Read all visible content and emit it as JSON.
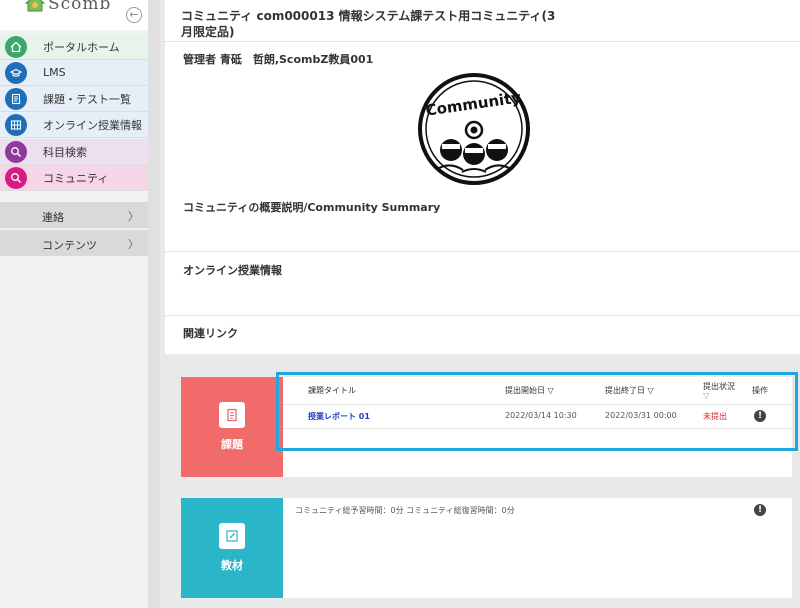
{
  "sidebar": {
    "logo_text": "Scomb",
    "collapse_icon": "arrow-left-icon",
    "nav": [
      {
        "label": "ポータルホーム",
        "icon": "home-icon",
        "color": "#3aa86b",
        "bg": "#e8f4ea"
      },
      {
        "label": "LMS",
        "icon": "graduation-cap-icon",
        "color": "#1e6fb8",
        "bg": "#e6eef8"
      },
      {
        "label": "課題・テスト一覧",
        "icon": "document-icon",
        "color": "#1e6fb8",
        "bg": "#e6eef8"
      },
      {
        "label": "オンライン授業情報",
        "icon": "grid-icon",
        "color": "#1e6fb8",
        "bg": "#e6eef8"
      },
      {
        "label": "科目検索",
        "icon": "search-icon",
        "color": "#8e3a9a",
        "bg": "#ecdff0"
      },
      {
        "label": "コミュニティ",
        "icon": "search-icon",
        "color": "#d61c84",
        "bg": "#f6d5e8"
      }
    ],
    "sub": [
      {
        "label": "連絡",
        "chev": "〉"
      },
      {
        "label": "コンテンツ",
        "chev": "〉"
      }
    ]
  },
  "main": {
    "title": "コミュニティ com000013 情報システム課テスト用コミュニティ(3月限定品)",
    "admin": "管理者 青砥　哲朗,ScombZ教員001",
    "image_label": "Community",
    "summary_label": "コミュニティの概要説明/Community Summary",
    "online_label": "オンライン授業情報",
    "links_label": "関連リンク"
  },
  "tasks": {
    "side_label": "課題",
    "color": "#f26b6b",
    "headers": {
      "title": "課題タイトル",
      "start": "提出開始日 ▽",
      "end": "提出終了日 ▽",
      "status": "提出状況",
      "status_sort": "▽",
      "ops": "操作"
    },
    "rows": [
      {
        "title": "授業レポート 01",
        "start": "2022/03/14 10:30",
        "end": "2022/03/31 00:00",
        "status": "未提出"
      }
    ]
  },
  "materials": {
    "side_label": "教材",
    "color": "#2bb5c8",
    "study_time": "コミュニティ総予習時間：0分 コミュニティ総復習時間：0分"
  },
  "highlight_color": "#1fa8e0"
}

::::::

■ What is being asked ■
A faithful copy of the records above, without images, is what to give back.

■ Written solution ■
Read all visible content and emit it as JSON.
{
  "sidebar": {
    "logo_text": "Scomb",
    "collapse_icon": "arrow-left-icon",
    "nav": [
      {
        "label": "ポータルホーム",
        "icon": "home-icon",
        "color": "#3aa86b",
        "bg": "#e8f4ea"
      },
      {
        "label": "LMS",
        "icon": "graduation-cap-icon",
        "color": "#1e6fb8",
        "bg": "#e6eef8"
      },
      {
        "label": "課題・テスト一覧",
        "icon": "document-icon",
        "color": "#1e6fb8",
        "bg": "#e6eef8"
      },
      {
        "label": "オンライン授業情報",
        "icon": "grid-icon",
        "color": "#1e6fb8",
        "bg": "#e6eef8"
      },
      {
        "label": "科目検索",
        "icon": "search-icon",
        "color": "#8e3a9a",
        "bg": "#ecdff0"
      },
      {
        "label": "コミュニティ",
        "icon": "search-icon",
        "color": "#d61c84",
        "bg": "#f6d5e8"
      }
    ],
    "sub": [
      {
        "label": "連絡",
        "chev": "〉"
      },
      {
        "label": "コンテンツ",
        "chev": "〉"
      }
    ]
  },
  "main": {
    "title": "コミュニティ com000013 情報システム課テスト用コミュニティ(3月限定品)",
    "admin": "管理者 青砥　哲朗,ScombZ教員001",
    "image_label": "Community",
    "summary_label": "コミュニティの概要説明/Community Summary",
    "online_label": "オンライン授業情報",
    "links_label": "関連リンク"
  },
  "tasks": {
    "side_label": "課題",
    "color": "#f26b6b",
    "headers": {
      "title": "課題タイトル",
      "start": "提出開始日 ▽",
      "end": "提出終了日 ▽",
      "status": "提出状況",
      "status_sort": "▽",
      "ops": "操作"
    },
    "rows": [
      {
        "title": "授業レポート 01",
        "start": "2022/03/14 10:30",
        "end": "2022/03/31 00:00",
        "status": "未提出"
      }
    ]
  },
  "materials": {
    "side_label": "教材",
    "color": "#2bb5c8",
    "study_time": "コミュニティ総予習時間：0分 コミュニティ総復習時間：0分"
  },
  "highlight_color": "#1fa8e0"
}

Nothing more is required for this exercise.